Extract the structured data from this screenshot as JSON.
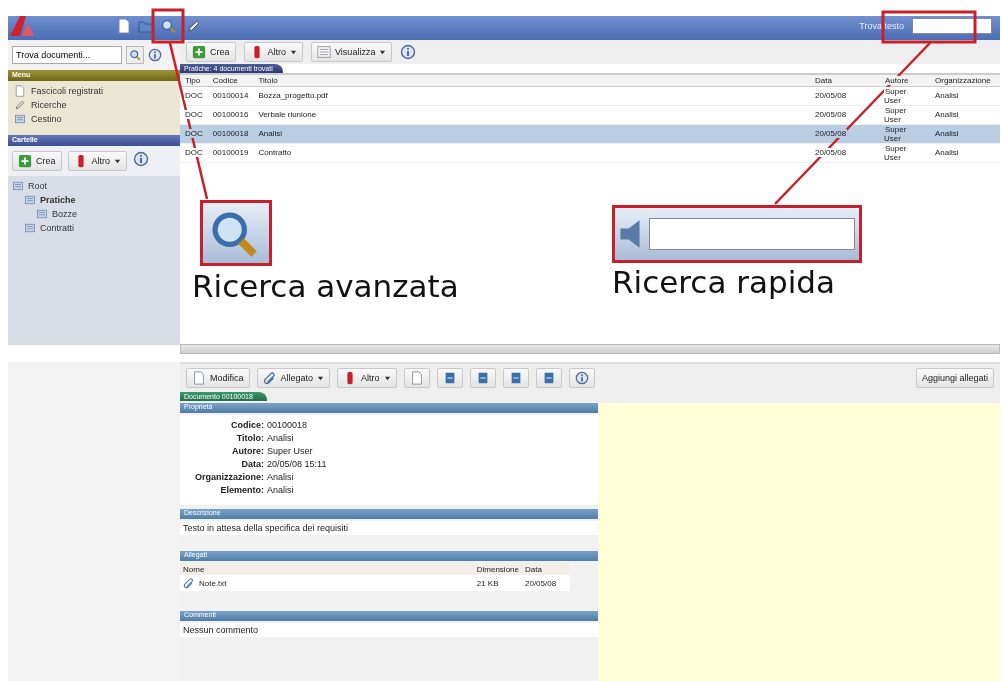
{
  "sidebar": {
    "search": {
      "value": "Trova documenti..."
    },
    "menu": {
      "title": "Menu",
      "items": [
        {
          "label": "Fascicoli registrati"
        },
        {
          "label": "Ricerche"
        },
        {
          "label": "Cestino"
        }
      ]
    },
    "folders": {
      "title": "Cartelle",
      "toolbar": [
        {
          "label": "Crea",
          "kind": "button"
        },
        {
          "label": "Altro",
          "kind": "dropdown"
        }
      ],
      "tree": [
        {
          "label": "Root",
          "selected": false,
          "children": [
            {
              "label": "Pratiche",
              "selected": true,
              "children": [
                {
                  "label": "Bozze",
                  "selected": false
                }
              ]
            },
            {
              "label": "Contratti",
              "selected": false
            }
          ]
        }
      ]
    }
  },
  "header": {
    "search_label": "Trova testo"
  },
  "toolbar": [
    {
      "label": "Crea",
      "kind": "button"
    },
    {
      "label": "Altro",
      "kind": "dropdown"
    },
    {
      "label": "Visualizza",
      "kind": "dropdown"
    }
  ],
  "list": {
    "tab": "Pratiche: 4 documenti trovati",
    "columns": [
      "Tipo",
      "Codice",
      "Titolo",
      "Data",
      "Autore",
      "Organizzazione"
    ],
    "rows": [
      {
        "cells": [
          "DOC",
          "00100014",
          "Bozza_progetto.pdf",
          "20/05/08",
          "Super User",
          "Analisi"
        ],
        "selected": false
      },
      {
        "cells": [
          "DOC",
          "00100016",
          "Verbale riunione",
          "20/05/08",
          "Super User",
          "Analisi"
        ],
        "selected": false
      },
      {
        "cells": [
          "DOC",
          "00100018",
          "Analisi",
          "20/05/08",
          "Super User",
          "Analisi"
        ],
        "selected": true
      },
      {
        "cells": [
          "DOC",
          "00100019",
          "Contratto",
          "20/05/08",
          "Super User",
          "Analisi"
        ],
        "selected": false
      }
    ]
  },
  "callouts": [
    {
      "kind": "icon",
      "label": "Ricerca avanzata"
    },
    {
      "kind": "field",
      "label": "Ricerca rapida"
    }
  ],
  "detail": {
    "toolbar": [
      {
        "label": "Modifica",
        "kind": "button"
      },
      {
        "label": "Allegato",
        "kind": "dropdown"
      },
      {
        "label": "Altro",
        "kind": "dropdown"
      }
    ],
    "add_button": "Aggiungi allegati",
    "tab": "Documento 00100018",
    "properties": {
      "title": "Proprietà",
      "fields": [
        {
          "label": "Codice:",
          "value": "00100018"
        },
        {
          "label": "Titolo:",
          "value": "Analisi"
        },
        {
          "label": "Autore:",
          "value": "Super User"
        },
        {
          "label": "Data:",
          "value": "20/05/08 15:11"
        },
        {
          "label": "Organizzazione:",
          "value": "Analisi"
        },
        {
          "label": "Elemento:",
          "value": "Analisi"
        }
      ]
    },
    "description": {
      "title": "Descrizione",
      "text": "Testo in attesa della specifica dei requisiti"
    },
    "attachments": {
      "title": "Allegati",
      "columns": [
        "Nome",
        "Dimensione",
        "Data"
      ],
      "rows": [
        [
          "Note.txt",
          "21 KB",
          "20/05/08"
        ]
      ]
    },
    "comments": {
      "title": "Commenti",
      "text": "Nessun commento"
    }
  }
}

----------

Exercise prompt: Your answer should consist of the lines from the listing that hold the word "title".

Exercise solution:
      "title": "Menu",
      "title": "Cartelle",
      "title": "Proprietà",
      "title": "Descrizione",
      "title": "Allegati",
      "title": "Commenti",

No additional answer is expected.